15. Kool Rock Steady & Sundance ‎– Ain’t No Stoppin’ Hip House (National Anthem Of Hip House) (D.J. International Records)

“A collaboration of the greats and prestigious well known artists in the Hip House genre at the time, this track, again during a time before sampling was not yet illegal, rode the wave of a hit original, and put classic vocal rhymes over the top of a classic track. Effectively, a huge unforgettable jam was absolutely inevitable and successful assured.”

16. Adventures Of Stevie V.Dirty Cash (Money Talks) (Mercury)

“This was a huge hit track in Chicago. I recall seeing the video on MTV and throwing the song in my mix for massive crowds at clubs at its first release in 1990. I always loved the singing vocal more than the rhyme contained within it.”

17. Loose Bruce & A.R.C. Moe Rock ‎– Pick Up On This (Bassment Records)

“I used to love this track for its verse and the energy captured in the recording. The track headlined for several months extensively on Chicago charts.”

18. The Wee Papa Girl RappersWe Know It (Zomba)

“This track has a beautiful brilliant acid line that is as hard and tough as they come. Once more, this track proofs the influence of female vocalists in rhyme and shows power and pride for the woman’s movement in the Hip House genre. I also love their other releases.”

19. Salt `N` PepaPush It (Next Plateau Records Inc.)

“Aside from being a track that I was always shy to say was embraced by my own mother (she might be a bit angry with me for revealing that), ‘Push It’ did not only cross boundaries between commercial and ‘underground Chicago only’ success. It also passed the grounds of the Hip House and Hip Hop genres as it was embraced worldwide as both and well played by Chicago House DJs at its release and beyond.”



Download (MP3, 320 kBit/s, 51:59 Min., 124,9 MB)

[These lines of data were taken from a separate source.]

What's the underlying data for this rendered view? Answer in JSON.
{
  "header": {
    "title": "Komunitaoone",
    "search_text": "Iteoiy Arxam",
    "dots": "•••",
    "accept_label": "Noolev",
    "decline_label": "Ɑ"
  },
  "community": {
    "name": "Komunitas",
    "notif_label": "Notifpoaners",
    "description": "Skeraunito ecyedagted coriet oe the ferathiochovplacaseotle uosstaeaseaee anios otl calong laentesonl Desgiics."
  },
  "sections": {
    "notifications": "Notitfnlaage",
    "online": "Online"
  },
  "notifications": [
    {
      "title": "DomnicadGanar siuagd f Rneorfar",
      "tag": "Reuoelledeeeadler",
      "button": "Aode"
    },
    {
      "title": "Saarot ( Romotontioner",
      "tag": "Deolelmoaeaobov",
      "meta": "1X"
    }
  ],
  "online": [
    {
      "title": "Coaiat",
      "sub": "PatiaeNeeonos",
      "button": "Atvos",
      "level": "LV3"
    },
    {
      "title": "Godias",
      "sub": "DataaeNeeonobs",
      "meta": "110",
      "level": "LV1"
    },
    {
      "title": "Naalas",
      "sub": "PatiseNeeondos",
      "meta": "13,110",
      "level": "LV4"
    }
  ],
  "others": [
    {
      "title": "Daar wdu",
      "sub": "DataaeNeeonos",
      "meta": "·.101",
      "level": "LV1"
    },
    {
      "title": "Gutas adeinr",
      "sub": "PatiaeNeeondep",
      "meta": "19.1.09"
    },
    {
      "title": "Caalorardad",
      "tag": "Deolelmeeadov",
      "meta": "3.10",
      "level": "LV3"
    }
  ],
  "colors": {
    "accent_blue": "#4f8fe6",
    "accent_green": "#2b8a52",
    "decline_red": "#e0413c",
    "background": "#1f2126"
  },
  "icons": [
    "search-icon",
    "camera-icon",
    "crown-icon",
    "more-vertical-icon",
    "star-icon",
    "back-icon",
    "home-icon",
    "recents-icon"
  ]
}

1. Kool Rock Steady – You Ain’t Nobody
2. The D.O.C. – Portrait Of A Masterpiece
3. Mr. Lee – Get Busy
4. Mr. Lee – Pump Up Chicago
5. The Wee Papa Girl Rappers – Heat It Up
6. M. Doc ‎– It’s Percussion
7. Def Jef featuring Etta James ‎– Droppin’ Rhymes On Drums
8. Gary Jackmaster Wallace & Jammin’ J – Party Time
9. Diva – Get Up
10. Tyree – Let the Music Take Control
11. Silk Tymes Leather ‎– New Jack Thang
12. Fast Eddie featuring Sundance ‎– Git On Up
13. Reese – You’re Mine
14. Musto & Bones featuring P.C.P. ‎– Dangerous On The Dancefloor
15. Kool Rock Steady & Sundance ‎– Ain’t No Stoppin’ Hip House (National Anthem Of Hip House)
16. Adventures Of Stevie V. – Dirty Cash (Money Talks)
17. Loose Bruce & A.R.C. Moe Rock – Pick Up On This
18. The Wee Papa Girl Rappers – We Know It
19. Salt `N` Pepa – Push It

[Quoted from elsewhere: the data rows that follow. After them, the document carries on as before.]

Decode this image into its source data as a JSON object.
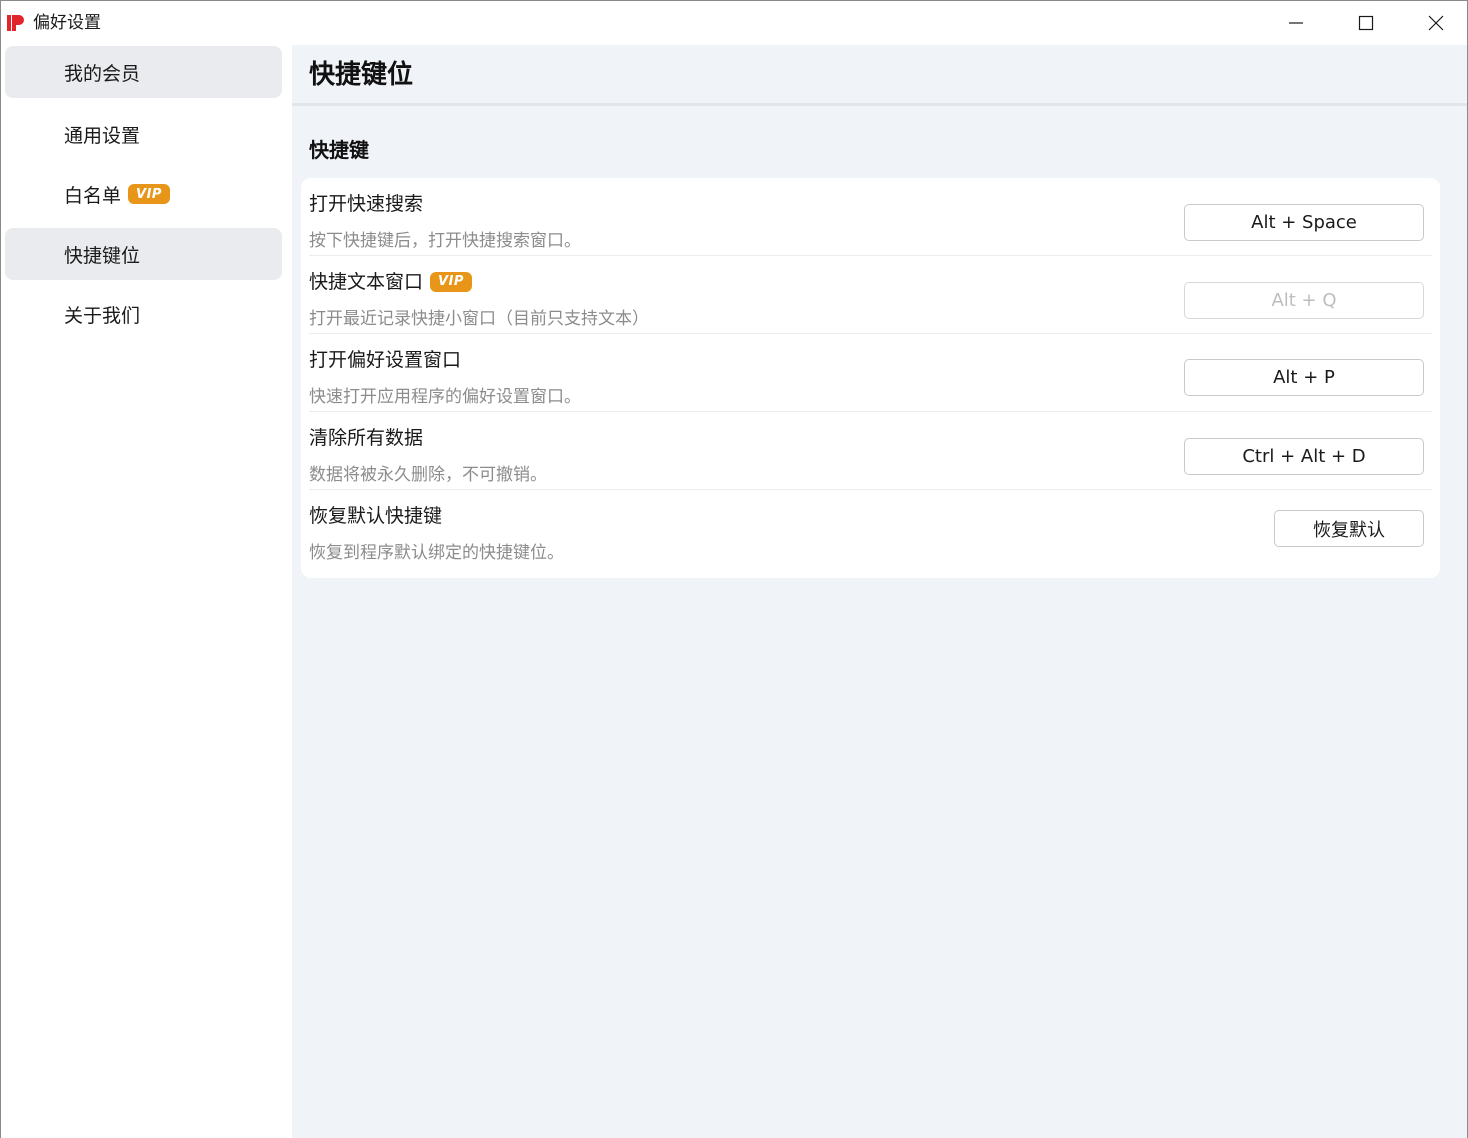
{
  "window": {
    "title": "偏好设置",
    "logo_icon": "app-logo-icon",
    "controls": {
      "minimize_icon": "minimize-icon",
      "maximize_icon": "maximize-icon",
      "close_icon": "close-icon"
    }
  },
  "sidebar": {
    "items": [
      {
        "label": "我的会员",
        "active": true
      },
      {
        "label": "通用设置",
        "active": false
      },
      {
        "label": "白名单",
        "active": false,
        "badge": "VIP"
      },
      {
        "label": "快捷键位",
        "active": true
      },
      {
        "label": "关于我们",
        "active": false
      }
    ]
  },
  "main": {
    "title": "快捷键位",
    "section_title": "快捷键",
    "shortcuts": [
      {
        "title": "打开快速搜索",
        "description": "按下快捷键后，打开快捷搜索窗口。",
        "key": "Alt + Space",
        "enabled": true
      },
      {
        "title": "快捷文本窗口",
        "badge": "VIP",
        "description": "打开最近记录快捷小窗口（目前只支持文本）",
        "key": "Alt + Q",
        "enabled": false
      },
      {
        "title": "打开偏好设置窗口",
        "description": "快速打开应用程序的偏好设置窗口。",
        "key": "Alt + P",
        "enabled": true
      },
      {
        "title": "清除所有数据",
        "description": "数据将被永久删除，不可撤销。",
        "key": "Ctrl + Alt + D",
        "enabled": true
      },
      {
        "title": "恢复默认快捷键",
        "description": "恢复到程序默认绑定的快捷键位。",
        "button": "恢复默认"
      }
    ]
  },
  "colors": {
    "accent_vip": "#e8961a",
    "main_bg": "#f0f4f8",
    "sidebar_active": "#e9ebee",
    "logo_red": "#e0262b"
  }
}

In diesem Text



Im Studio mit Luke Slater: Die Wahrheit, die es gar nicht gibt 

Luke Slater hat zuletzt seinen Alias L.B. Dub Corp für ein neues Album revitalisiert – und uns durch sein Studio geführt.

Speedy J & Surgeon: „Sich darauf vorbereiten, unvorbereitet zu sein”

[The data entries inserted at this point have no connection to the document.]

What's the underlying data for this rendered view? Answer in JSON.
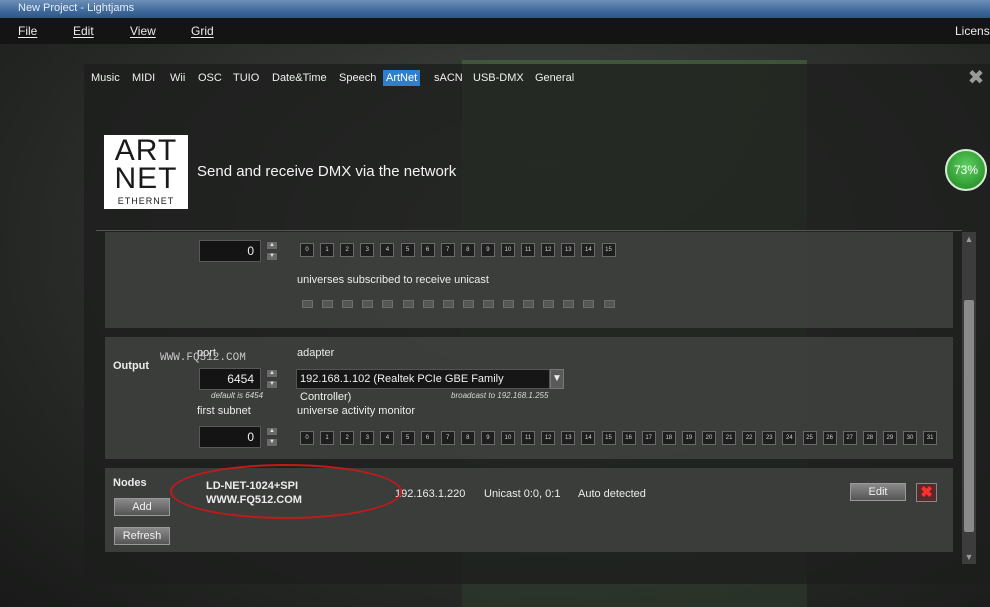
{
  "window": {
    "title": "New Project - Lightjams"
  },
  "menubar": {
    "items": [
      "File",
      "Edit",
      "View",
      "Grid"
    ],
    "license": "License"
  },
  "tabs": {
    "items": [
      "Music",
      "MIDI",
      "Wii",
      "OSC",
      "TUIO",
      "Date&Time",
      "Speech",
      "ArtNet",
      "sACN",
      "USB-DMX",
      "General"
    ],
    "active": "ArtNet"
  },
  "header": {
    "logo_line1": "ART",
    "logo_line2": "NET",
    "logo_line3": "ETHERNET",
    "title": "Send and receive DMX via the network",
    "progress_label": "73%",
    "progress_value": 0.73
  },
  "input": {
    "subnet_value": "0",
    "universe_numbers": [
      "0",
      "1",
      "2",
      "3",
      "4",
      "5",
      "6",
      "7",
      "8",
      "9",
      "10",
      "11",
      "12",
      "13",
      "14",
      "15"
    ],
    "unicast_label": "universes subscribed to receive unicast",
    "unicast_count": 16
  },
  "output": {
    "section_label": "Output",
    "port_label": "port",
    "port_value": "6454",
    "port_default": "default is 6454",
    "adapter_label": "adapter",
    "adapter_value": "192.168.1.102 (Realtek PCIe GBE Family Controller)",
    "broadcast_note": "broadcast to 192.168.1.255",
    "first_subnet_label": "first subnet",
    "first_subnet_value": "0",
    "monitor_label": "universe activity monitor",
    "universe_numbers": [
      "0",
      "1",
      "2",
      "3",
      "4",
      "5",
      "6",
      "7",
      "8",
      "9",
      "10",
      "11",
      "12",
      "13",
      "14",
      "15",
      "16",
      "17",
      "18",
      "19",
      "20",
      "21",
      "22",
      "23",
      "24",
      "25",
      "26",
      "27",
      "28",
      "29",
      "30",
      "31"
    ]
  },
  "nodes": {
    "section_label": "Nodes",
    "add_label": "Add",
    "refresh_label": "Refresh",
    "node_name_line1": "LD-NET-1024+SPI",
    "node_name_line2": "WWW.FQ512.COM",
    "node_ip": "192.163.1.220",
    "node_unicast": "Unicast 0:0, 0:1",
    "node_status": "Auto detected",
    "edit_label": "Edit",
    "delete_symbol": "✖"
  },
  "watermark": "WWW.FQ512.COM",
  "colors": {
    "active_tab": "#2f7fd0",
    "annotation": "#c01a1a",
    "progress": "#3aa33c"
  }
}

Groove+ Im Improvisationsprojekt Multiples treffen zwei Titanen der Technoszene aufeinander. Wir haben mit Speedy J. und Surgeon gesprochen.

28 Fragen: Gudrun Gut

Groove+ Andere bezeichnen sie als Underground-Ikone, Grande Dame und Musik-Legende – wir haben Gudrun Gut einfach 28 gute Fragen geschickt.